=== Data for this exercise ===

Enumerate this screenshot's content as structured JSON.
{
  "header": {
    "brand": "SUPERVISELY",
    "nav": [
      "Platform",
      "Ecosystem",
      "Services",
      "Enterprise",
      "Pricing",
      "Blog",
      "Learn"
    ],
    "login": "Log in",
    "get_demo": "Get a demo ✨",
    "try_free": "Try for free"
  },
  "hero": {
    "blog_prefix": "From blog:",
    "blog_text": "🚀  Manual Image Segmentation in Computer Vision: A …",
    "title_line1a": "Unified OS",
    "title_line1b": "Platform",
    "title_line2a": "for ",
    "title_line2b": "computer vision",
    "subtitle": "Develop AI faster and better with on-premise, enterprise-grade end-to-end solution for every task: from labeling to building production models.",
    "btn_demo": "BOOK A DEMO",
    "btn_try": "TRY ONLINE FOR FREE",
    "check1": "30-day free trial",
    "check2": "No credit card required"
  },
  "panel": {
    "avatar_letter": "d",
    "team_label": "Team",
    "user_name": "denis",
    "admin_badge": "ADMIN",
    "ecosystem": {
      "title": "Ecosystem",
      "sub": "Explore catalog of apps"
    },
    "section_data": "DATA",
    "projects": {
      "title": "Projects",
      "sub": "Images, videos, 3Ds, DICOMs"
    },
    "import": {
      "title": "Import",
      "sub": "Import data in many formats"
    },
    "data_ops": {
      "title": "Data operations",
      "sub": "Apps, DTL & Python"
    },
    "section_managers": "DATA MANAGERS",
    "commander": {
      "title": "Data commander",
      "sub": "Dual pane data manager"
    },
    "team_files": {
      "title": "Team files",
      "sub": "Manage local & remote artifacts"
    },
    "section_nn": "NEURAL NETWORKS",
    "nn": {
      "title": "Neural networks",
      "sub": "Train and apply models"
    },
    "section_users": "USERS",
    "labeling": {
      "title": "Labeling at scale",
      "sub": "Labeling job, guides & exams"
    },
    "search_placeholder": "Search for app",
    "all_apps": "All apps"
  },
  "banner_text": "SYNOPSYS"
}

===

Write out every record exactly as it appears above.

Enumerate this screenshot's content as structured JSON.
{
  "header": {
    "brand": "SUPERVISELY",
    "nav": [
      "Platform",
      "Ecosystem",
      "Services",
      "Enterprise",
      "Pricing",
      "Blog",
      "Learn"
    ],
    "login": "Log in",
    "get_demo": "Get a demo ✨",
    "try_free": "Try for free"
  },
  "hero": {
    "blog_prefix": "From blog:",
    "blog_text": "🚀  Manual Image Segmentation in Computer Vision: A …",
    "title_line1a": "Unified OS",
    "title_line1b": "Platform",
    "title_line2a": "for ",
    "title_line2b": "computer vision",
    "subtitle": "Develop AI faster and better with on-premise, enterprise-grade end-to-end solution for every task: from labeling to building production models.",
    "btn_demo": "BOOK A DEMO",
    "btn_try": "TRY ONLINE FOR FREE",
    "check1": "30-day free trial",
    "check2": "No credit card required"
  },
  "panel": {
    "avatar_letter": "d",
    "team_label": "Team",
    "user_name": "denis",
    "admin_badge": "ADMIN",
    "ecosystem": {
      "title": "Ecosystem",
      "sub": "Explore catalog of apps"
    },
    "section_data": "DATA",
    "projects": {
      "title": "Projects",
      "sub": "Images, videos, 3Ds, DICOMs"
    },
    "import": {
      "title": "Import",
      "sub": "Import data in many formats"
    },
    "data_ops": {
      "title": "Data operations",
      "sub": "Apps, DTL & Python"
    },
    "section_managers": "DATA MANAGERS",
    "commander": {
      "title": "Data commander",
      "sub": "Dual pane data manager"
    },
    "team_files": {
      "title": "Team files",
      "sub": "Manage local & remote artifacts"
    },
    "section_nn": "NEURAL NETWORKS",
    "nn": {
      "title": "Neural networks",
      "sub": "Train and apply models"
    },
    "section_users": "USERS",
    "labeling": {
      "title": "Labeling at scale",
      "sub": "Labeling job, guides & exams"
    },
    "search_placeholder": "Search for app",
    "all_apps": "All apps"
  },
  "banner_text": "SYNOPSYS"
}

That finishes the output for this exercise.